In the real world
Key points for companies
Companies can incentivize suppliers to engage in L/JIs in several ways. Upstream companies can work directly with suppliers in the context of an L/JI. Downstream companies can use preferred sourcing and other incentives that send market signals through the supply chain. All companies can give public recognition and visibility to suppliers, tailored to the audiences that matter most to them.

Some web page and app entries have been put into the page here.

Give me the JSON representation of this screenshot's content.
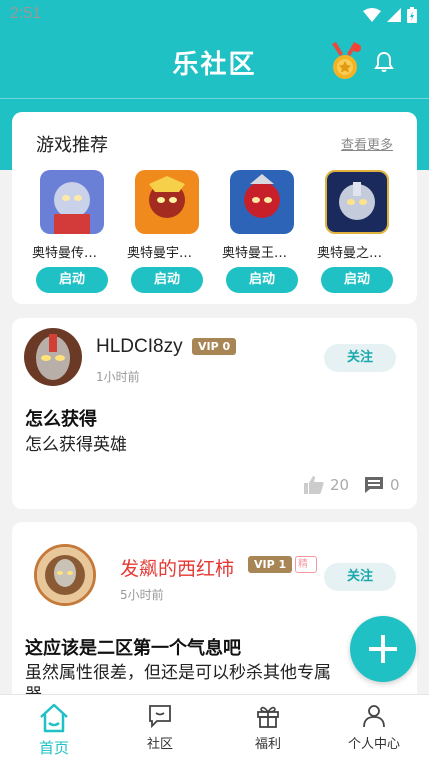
{
  "status": {
    "time": "2:51"
  },
  "header": {
    "title": "乐社区",
    "medal_icon": "medal-icon",
    "bell_icon": "bell-icon"
  },
  "games_section": {
    "title": "游戏推荐",
    "more": "查看更多",
    "items": [
      {
        "name": "奥特曼传…",
        "button": "启动"
      },
      {
        "name": "奥特曼宇…",
        "button": "启动"
      },
      {
        "name": "奥特曼王…",
        "button": "启动"
      },
      {
        "name": "奥特曼之…",
        "button": "启动"
      }
    ]
  },
  "posts": [
    {
      "username": "HLDCI8zy",
      "vip": "VIP 0",
      "time": "1小时前",
      "follow": "关注",
      "title": "怎么获得",
      "body": "怎么获得英雄",
      "likes": "20",
      "comments": "0"
    },
    {
      "username": "发飙的西红柿",
      "vip": "VIP 1",
      "extra_tag": "精",
      "time": "5小时前",
      "follow": "关注",
      "title": "这应该是二区第一个气息吧",
      "body": "虽然属性很差，但还是可以秒杀其他专属",
      "body_wrap": "器"
    }
  ],
  "tabs": [
    {
      "label": "首页",
      "icon": "home-icon"
    },
    {
      "label": "社区",
      "icon": "chat-icon"
    },
    {
      "label": "福利",
      "icon": "gift-icon"
    },
    {
      "label": "个人中心",
      "icon": "user-icon"
    }
  ],
  "colors": {
    "accent": "#1fc1c4",
    "vip": "#a88555",
    "username_highlight": "#e53935"
  }
}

Whatever approach is used, companies should consult with suppliers to clearly convey their own motivations and learn which incentives and supports are most attractive.
Upstream companies can work directly with suppliers in the context of an L/JI. Downstream companies can use preferred sourcing and other incentives that send market signals through the supply chain.
External conditions that improve likelihood of success
- A prerequisite for effective engagement is an in-depth understanding of supplier interests, options, and constraints in relation to L/JIs. Downstream companies need to understand linkages among supply chain partners to identify the best engagement strategies across the chain.
- Good relationships and open lines of communication with supply chain partners can help companies engage suppliers in L/JIs.
- Well-coordinated company teams that link procurement, contracting, sustainability, and communications in order to develop and implement effective supplier engagement strategies.
The business case for this intervention
- Companies can only advance L/JIs as a strategy to meet their own deforestation/conversion-free commitments if suppliers willingly and effectively participate.
- Companies with strong leverage over suppliers can achieve significant results with limited investment; others can promote and coordinate participation in the L/JI in ways that enhance leverage and incentives.
- Sharing recognition with suppliers benefits both supplier and purchaser, and strengthens companies’ credibility as they publicize their sustainable sourcing commitments.